   Call it the Dan Duquette Doctrine. When asked what made him think Wei Yin Chen could succeed in the Majors during the 2012 season, the Duke had a simple answer — he’s a lefty, he throws more than 90 mph and he’s good at hitting his target. Replace “lefty” with “extreme ground baller” and you’re pretty much operating on the same no-shit principle.   

  Ground balls won’t always deflate homeritis. Sometimes it doesn’t matter. Williams is sometimes.

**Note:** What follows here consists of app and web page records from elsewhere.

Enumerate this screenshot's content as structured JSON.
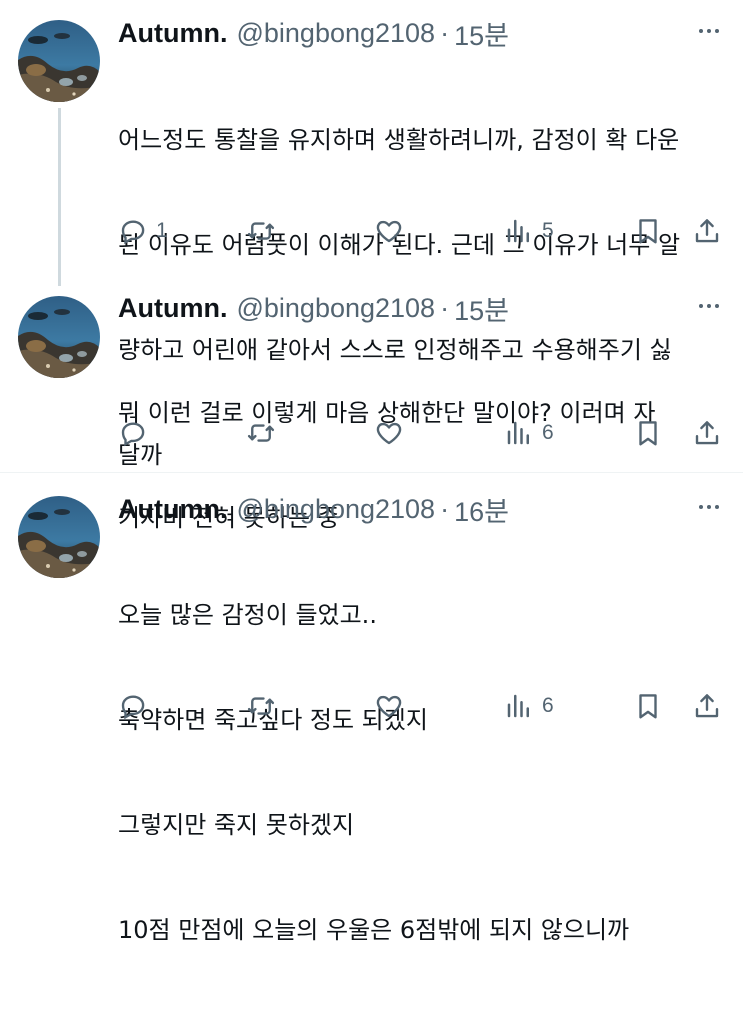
{
  "tweets": [
    {
      "name": "Autumn.",
      "handle": "@bingbong2108",
      "separator": "·",
      "time": "15분",
      "lines": [
        "어느정도 통찰을 유지하며 생활하려니까, 감정이 확 다운",
        "된 이유도 어렴풋이 이해가 된다. 근데 그 이유가 너무 알",
        "량하고 어린애 같아서 스스로 인정해주고 수용해주기 싫",
        "달까"
      ],
      "replies": "1",
      "retweets": "",
      "likes": "",
      "views": "5"
    },
    {
      "name": "Autumn.",
      "handle": "@bingbong2108",
      "separator": "·",
      "time": "15분",
      "lines": [
        "뭐 이런 걸로 이렇게 마음 상해한단 말이야? 이러며 자",
        "기자비 전혀 못하는 중"
      ],
      "replies": "",
      "retweets": "",
      "likes": "",
      "views": "6"
    },
    {
      "name": "Autumn.",
      "handle": "@bingbong2108",
      "separator": "·",
      "time": "16분",
      "lines": [
        "오늘 많은 감정이 들었고..",
        "축약하면 죽고싶다 정도 되겠지",
        "그렇지만 죽지 못하겠지",
        "10점 만점에 오늘의 우울은 6점밖에 되지 않으니까"
      ],
      "replies": "",
      "retweets": "",
      "likes": "",
      "views": "6"
    }
  ],
  "colors": {
    "text": "#0f1419",
    "muted": "#536471",
    "thread_line": "#cfd9de",
    "divider": "#eff3f4"
  },
  "icons": [
    "reply-icon",
    "retweet-icon",
    "like-icon",
    "views-icon",
    "bookmark-icon",
    "share-icon",
    "more-icon"
  ]
}
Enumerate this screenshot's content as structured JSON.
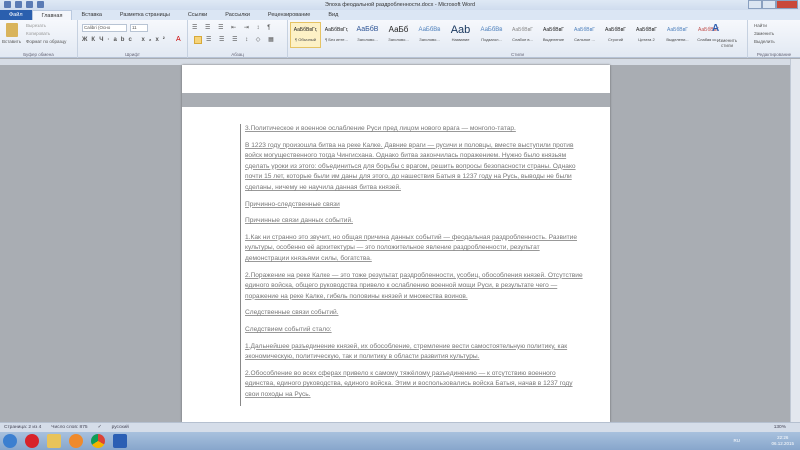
{
  "window": {
    "title": "Элоха феодальной раздробленности.docx - Microsoft Word"
  },
  "tabs": [
    "Файл",
    "Главная",
    "Вставка",
    "Разметка страницы",
    "Ссылки",
    "Рассылки",
    "Рецензирование",
    "Вид"
  ],
  "clipboard": {
    "paste": "Вставить",
    "cut": "Вырезать",
    "copy": "Копировать",
    "format": "Формат по образцу",
    "label": "Буфер обмена"
  },
  "font": {
    "name": "Calibri (Осно",
    "size": "11",
    "label": "Шрифт"
  },
  "paragraph": {
    "label": "Абзац"
  },
  "styles": {
    "label": "Стили",
    "items": [
      {
        "preview": "АаБбВвГг,",
        "name": "¶ Обычный"
      },
      {
        "preview": "АаБбВвГг,",
        "name": "¶ Без инте..."
      },
      {
        "preview": "АаБбВ",
        "name": "Заголово..."
      },
      {
        "preview": "АаБб",
        "name": "Заголово..."
      },
      {
        "preview": "АаБбВв",
        "name": "Заголово..."
      },
      {
        "preview": "Aab",
        "name": "Название"
      },
      {
        "preview": "АаБбВв",
        "name": "Подзагол..."
      },
      {
        "preview": "АаБбВвГ",
        "name": "Слабое в..."
      },
      {
        "preview": "АаБбВвГ",
        "name": "Выделение"
      },
      {
        "preview": "АаБбВвГ",
        "name": "Сильное ..."
      },
      {
        "preview": "АаБбВвГ",
        "name": "Строгий"
      },
      {
        "preview": "АаБбВвГ",
        "name": "Цитата 2"
      },
      {
        "preview": "АаБбВвГ",
        "name": "Выделени..."
      },
      {
        "preview": "АаБбВвГ",
        "name": "Слабая сс..."
      }
    ],
    "change": "Изменить стили"
  },
  "editing": {
    "find": "Найти",
    "replace": "Заменить",
    "select": "Выделить",
    "label": "Редактирование"
  },
  "document": {
    "paragraphs": [
      "3.Политическое и военное ослабление Руси пред лицом нового врага — монголо-татар.",
      "В 1223 году произошла битва на реке Калке. Давние враги — русичи и половцы, вместе выступили против войск могущественного тогда Чингисхана. Однако битва закончилась поражением. Нужно было князьям сделать уроки из этого: объединиться для борьбы с врагом, решить вопросы безопасности страны. Однако почти 15 лет, которые были им даны для этого, до нашествия Батыя в 1237 году на Русь, выводы не были сделаны, ничему не научила данная битва князей.",
      "Причинно-следственные связи",
      "Причинные связи данных событий.",
      "1.Как ни странно это звучит, но общая причина данных событий — феодальная раздробленность. Развитие культуры, особенно её архитектуры — это положительное явление раздробленности, результат демонстрации князьями силы, богатства.",
      "2.Поражение на реке Калке — это тоже результат раздробленности, усобиц, обособления князей. Отсутствие единого войска, общего руководства привело к ослаблению военной мощи Руси, в результате чего — поражение на реке Калке, гибель половины князей и множества воинов.",
      "Следственные связи событий.",
      "Следствием событий стало:",
      "1.Дальнейшее разъединение князей, их обособление, стремление вести самостоятельную политику, как экономическую, политическую, так и политику в области развития культуры.",
      "2.Обособление во всех сферах привело к самому тяжёлому разъединению — к отсутствию военного единства, единого руководства, единого войска. Этим и воспользовались войска Батыя, начав в 1237 году свои походы на Русь."
    ]
  },
  "status": {
    "page": "Страница: 2 из 4",
    "words": "Число слов: 875",
    "lang": "русский",
    "zoom": "130%"
  },
  "taskbar": {
    "lang": "RU",
    "time": "22:26",
    "date": "06.12.2015"
  }
}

   In three seasons, Williams never had a GB rate below 47 percent, and yet he averaged more than a home run per nine innings, with below league average HR/FB rates that never went below 13 percent* and it’s more than bad luck. Williams relies on a cut fastball as his most used secondary pitch. Thing is, if the ball doesn’t cut, it’s a batting practice cock shot. If Williams’ cutter was any more effective, I doubt we’ll be talking about him being non-tendered, or finding gainful employment with any other team but the Astros. 

*I’m cheating. Kind of. Williams’ lowest HR/FB ratio was 12.8 percent, and that’s when he pitched just 44 innings in his first season in Anaheim. While on the subject, Williams plays in a notorious run suppressing environment. 

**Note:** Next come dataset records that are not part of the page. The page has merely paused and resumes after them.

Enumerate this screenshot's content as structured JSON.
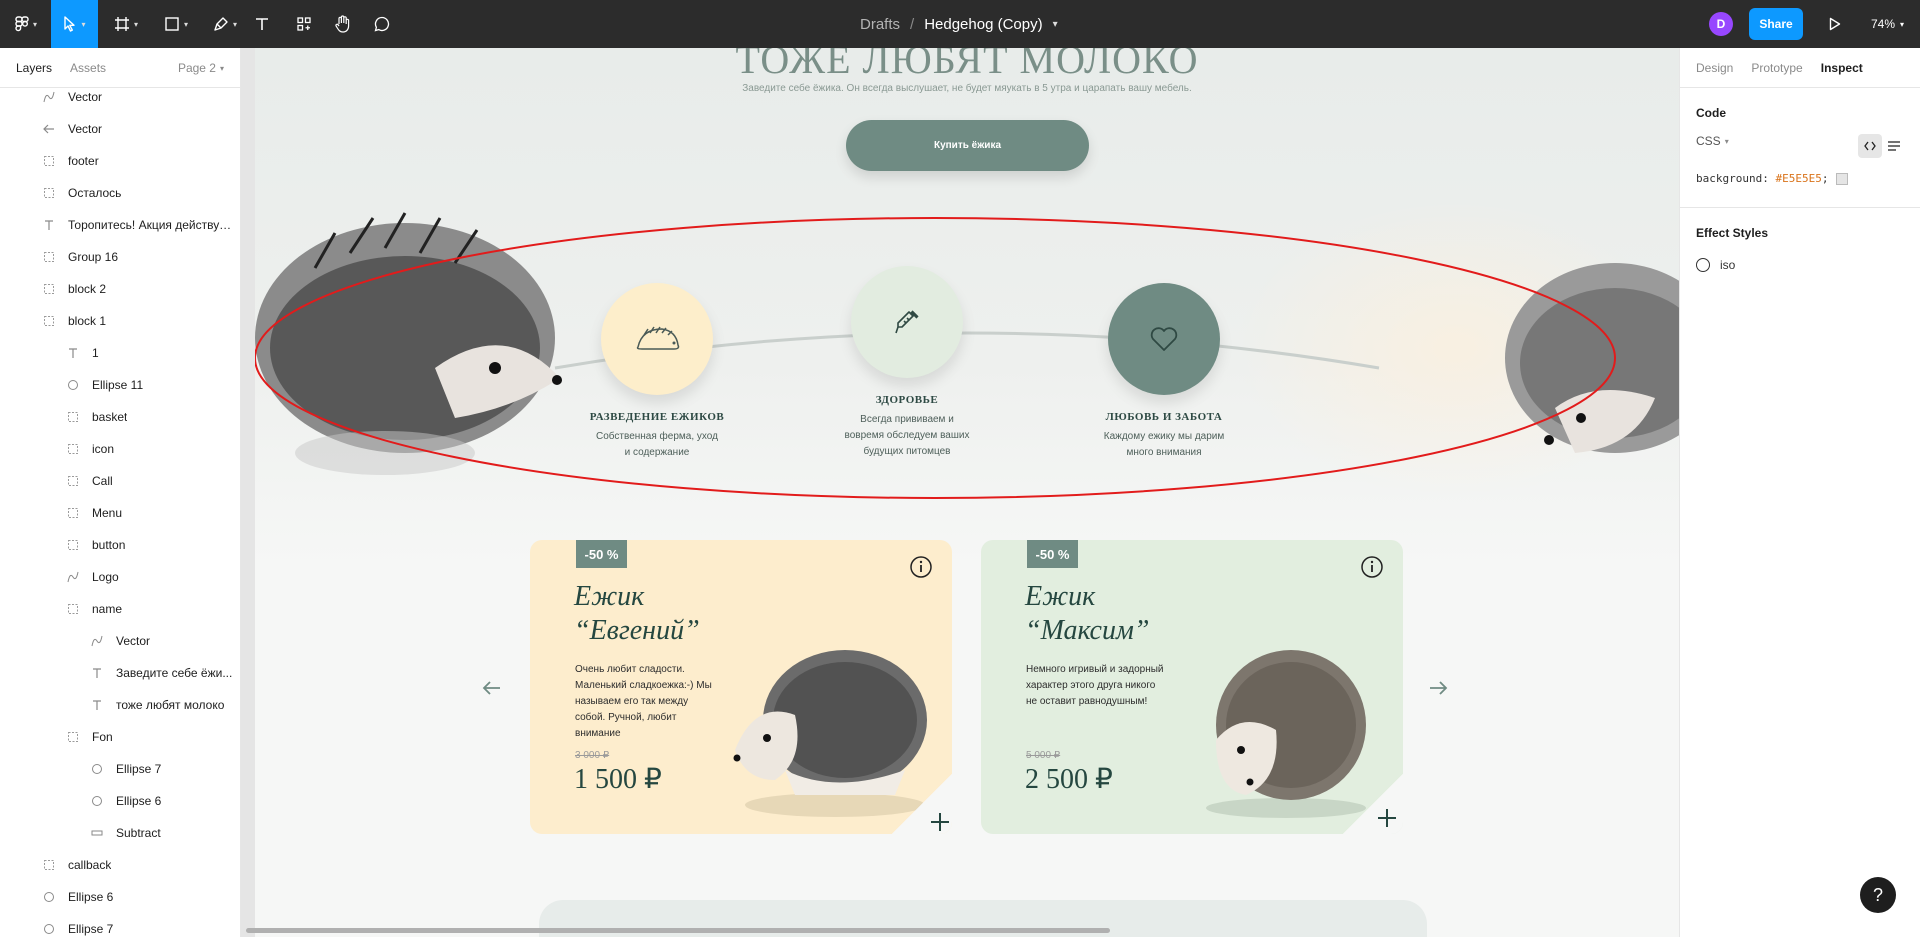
{
  "toolbar": {
    "breadcrumb": "Drafts",
    "separator": "/",
    "file_name": "Hedgehog (Copy)",
    "avatar_initial": "D",
    "share_label": "Share",
    "zoom": "74%"
  },
  "left_panel": {
    "tabs": [
      "Layers",
      "Assets"
    ],
    "page": "Page 2",
    "layers": [
      {
        "label": "Vector",
        "icon": "vector-icon"
      },
      {
        "label": "Vector",
        "icon": "arrow-left-icon"
      },
      {
        "label": "footer",
        "icon": "frame-icon"
      },
      {
        "label": "Осталось",
        "icon": "frame-icon"
      },
      {
        "label": "Торопитесь! Акция действуе...",
        "icon": "text-icon"
      },
      {
        "label": "Group 16",
        "icon": "frame-icon"
      },
      {
        "label": "block 2",
        "icon": "frame-icon"
      },
      {
        "label": "block 1",
        "icon": "frame-icon"
      },
      {
        "label": "1",
        "icon": "text-icon"
      },
      {
        "label": "Ellipse 11",
        "icon": "ellipse-icon"
      },
      {
        "label": "basket",
        "icon": "frame-icon"
      },
      {
        "label": "icon",
        "icon": "frame-icon"
      },
      {
        "label": "Call",
        "icon": "frame-icon"
      },
      {
        "label": "Menu",
        "icon": "frame-icon"
      },
      {
        "label": "button",
        "icon": "frame-icon"
      },
      {
        "label": "Logo",
        "icon": "vector-icon"
      },
      {
        "label": "name",
        "icon": "frame-icon"
      },
      {
        "label": "Vector",
        "icon": "vector-icon"
      },
      {
        "label": "Заведите себе ёжи...",
        "icon": "text-icon"
      },
      {
        "label": "тоже любят молоко",
        "icon": "text-icon"
      },
      {
        "label": "Fon",
        "icon": "frame-icon"
      },
      {
        "label": "Ellipse 7",
        "icon": "ellipse-icon"
      },
      {
        "label": "Ellipse 6",
        "icon": "ellipse-icon"
      },
      {
        "label": "Subtract",
        "icon": "rect-icon"
      },
      {
        "label": "callback",
        "icon": "frame-icon"
      },
      {
        "label": "Ellipse 6",
        "icon": "ellipse-icon"
      },
      {
        "label": "Ellipse 7",
        "icon": "ellipse-icon"
      }
    ]
  },
  "canvas": {
    "hero_title": "ТОЖЕ ЛЮБЯТ МОЛОКО",
    "hero_subtitle": "Заведите себе ёжика. Он всегда выслушает, не будет мяукать в 5 утра и царапать вашу мебель.",
    "buy_button": "Купить ёжика",
    "features": [
      {
        "title": "РАЗВЕДЕНИЕ ЕЖИКОВ",
        "desc_1": "Собственная ферма, уход",
        "desc_2": "и содержание",
        "desc_3": "",
        "color": "#fdeecb",
        "icon": "hedgehog-icon"
      },
      {
        "title": "ЗДОРОВЬЕ",
        "desc_1": "Всегда прививаем и",
        "desc_2": "вовремя обследуем ваших",
        "desc_3": "будущих питомцев",
        "color": "#e2ece0",
        "icon": "syringe-icon"
      },
      {
        "title": "ЛЮБОВЬ И ЗАБОТА",
        "desc_1": "Каждому ежику мы дарим",
        "desc_2": "много внимания",
        "desc_3": "",
        "color": "#6f8b83",
        "icon": "heart-icon"
      }
    ],
    "cards": [
      {
        "badge": "-50 %",
        "title_1": "Ежик",
        "title_2": "“Евгений”",
        "desc": "Очень любит сладости. Маленький сладкоежка:-) Мы называем его так между собой. Ручной, любит внимание",
        "old_price": "3 000 ₽",
        "price": "1 500 ₽",
        "bg": "#fdedcd"
      },
      {
        "badge": "-50 %",
        "title_1": "Ежик",
        "title_2": "“Максим”",
        "desc": "Немного игривый и задорный характер этого друга никого не оставит равнодушным!",
        "old_price": "5 000 ₽",
        "price": "2 500 ₽",
        "bg": "#e2eedf"
      }
    ]
  },
  "right_panel": {
    "tabs": [
      "Design",
      "Prototype",
      "Inspect"
    ],
    "code_heading": "Code",
    "language": "CSS",
    "css_property": "background:",
    "css_value": "#E5E5E5",
    "css_semicolon": ";",
    "effect_heading": "Effect Styles",
    "effect_name": "iso"
  },
  "help_label": "?"
}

   Contrast that to Chen, an extreme fly ball pitcher (career 36 percent) with essentially the same strikeout, walk and home run rates as Williams, but has a better HR/FB ratio and is less prone to hanging meatballs over the plate. That basically comes out to about half a run allowed a game over the course of one season. If you think, oh, that’s hardly a difference, let me give you an illustration:

   Pitcher A posts six Ks, 2.5 walks and 1.12 HR per nine innings. At the end of the season, assume he throws 140 innings and ends up with a 4.56 ERA. 

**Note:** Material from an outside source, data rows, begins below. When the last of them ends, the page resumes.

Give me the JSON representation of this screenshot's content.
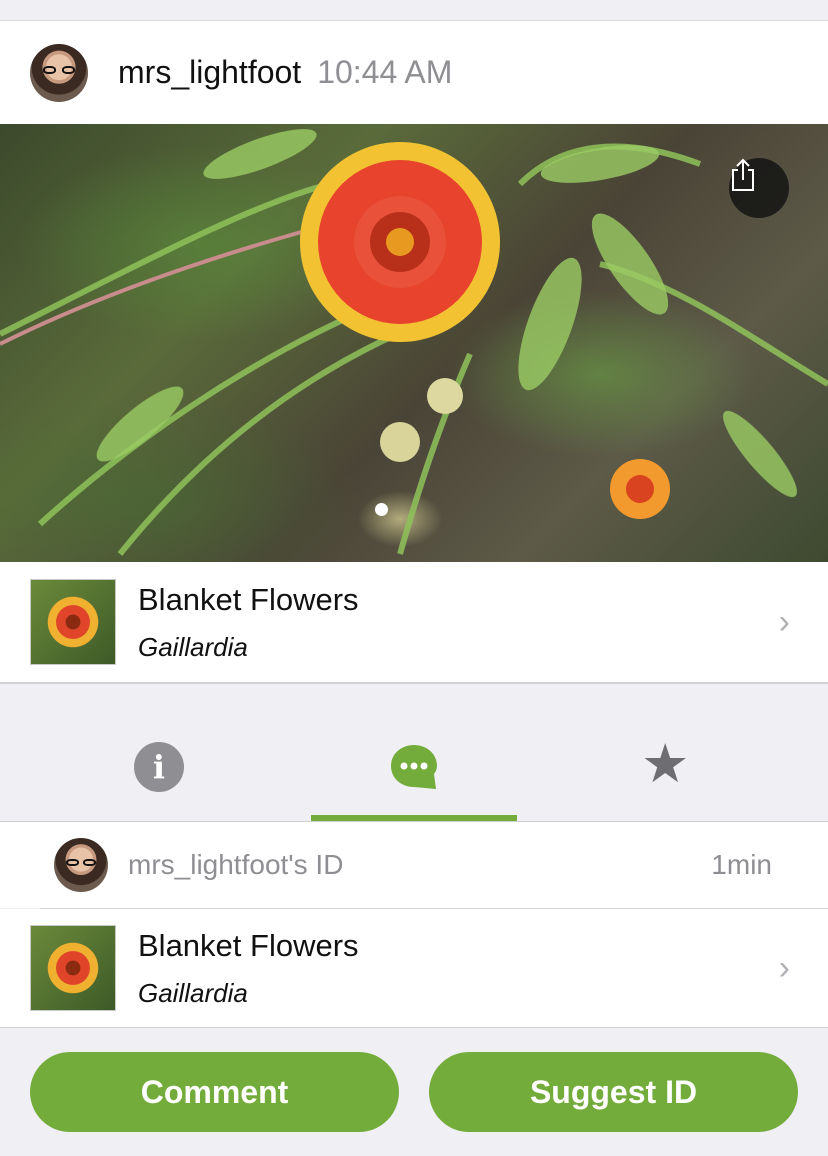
{
  "observation": {
    "user": "mrs_lightfoot",
    "time": "10:44 AM",
    "photo_icon": "share-icon"
  },
  "taxon": {
    "common_name": "Blanket Flowers",
    "scientific_name": "Gaillardia"
  },
  "tabs": {
    "info_icon": "info-icon",
    "activity_icon": "speech-bubble-icon",
    "favorite_icon": "star-icon",
    "selected": "activity"
  },
  "identification": {
    "label": "mrs_lightfoot's ID",
    "age": "1min",
    "common_name": "Blanket Flowers",
    "scientific_name": "Gaillardia"
  },
  "actions": {
    "comment": "Comment",
    "suggest_id": "Suggest ID"
  },
  "colors": {
    "accent": "#74ac3b",
    "background": "#efeff4",
    "muted_text": "#8e8e93"
  }
}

   Pitcher B has the same peripherals, throws 140 innings and ends up with a 4.04 ERA. 

   That half-run difference valued Chen at two wins. Williams meanwhile was worth less than half-a-win. 

   But a process that works takes more than one step. Identifying pitchers like Williams, who owns the sort of tools few people in the world possess isn’t by any means an end point. Consider how well a pitcher did last season. Plus points if he actually pitched. Subtract points if the pitcher last saw action five years* ago. Add points if the pitcher is a no-name projected to prevent runs as effectively as free agents Ubaldo Jimenez and Ervin Santana. 

*I badly want need Mark Mulder to succeed, and I’ve settled that bar low to accommodate my selfishness: seven to 10 games, 5.00 ERA thereabouts. Fuck, one Major League start is a rousing success. But I’m not betting my Cup Noodles stash, even if I have the opportunity to double it, with an added incentive of winning a gigantic bottle of Tapatio and a month’s supply of limes.  

   Using Steamers’ equation, here’s a comp for five pitchers and how they’re projected to do in 2014:

- Williams: 4.28 ERA / 3.93 FIP in 96 innings.

- Santana: 3.96 ERA / 3.71 FIP in 192 innings.

- Jimenez: 4.03 ERA / 3.79 FIP in 186 innings.

- Feldman: 4.35 ERA / 3.99 FIP in 173 innings.

- Bronson Arroyo: 4.49 ERA / 4.25 FIP in 202 innings.

In case you’re into torture porn and get high on schadenfreude, here’s ZiPS’ projections for Blaton and Mulder:

Blaton: 118 innings, seven K’s and a shade under two walks per nine, 76 adjusted ERA.

Mulder: 10.2 innings, more than five K’s and three walks per nine, and a 75 adjusted ERA.  

   So of course the Angels hang on to Blanton and pursue Mulder while allowing Williams to play for division rivals. 

   The likelihood of Williams appearing in 170 effective innings isn’t as great. He’s probably best suited to start some games, and come in long relief on others. Barring injuries, Jimenez, Feldman and Santana are worth more wins, and are clearly better pitchers when everything’s taken into account. 

   But signing Williams shouldn’t be viewed in a vacuum of other variables. Come hell, they’ll be comfortable giving us more Bo Porter faces. At this stage, however, Luhnow has assembled a young first four — Feldman, Jarred Cosart, Brett Oberholtzer and Brad Peacock. Behind them and arranged for a competition for a fifth spot in spring, including Williams, Dallas Kuechel and former first round pick Alex White. Sometime soon Mark Appel and Mike Foltynewicz could be big league ready. 

   Dumpster diving is firstly a numbers game. The Astros have learned to rummage the right way.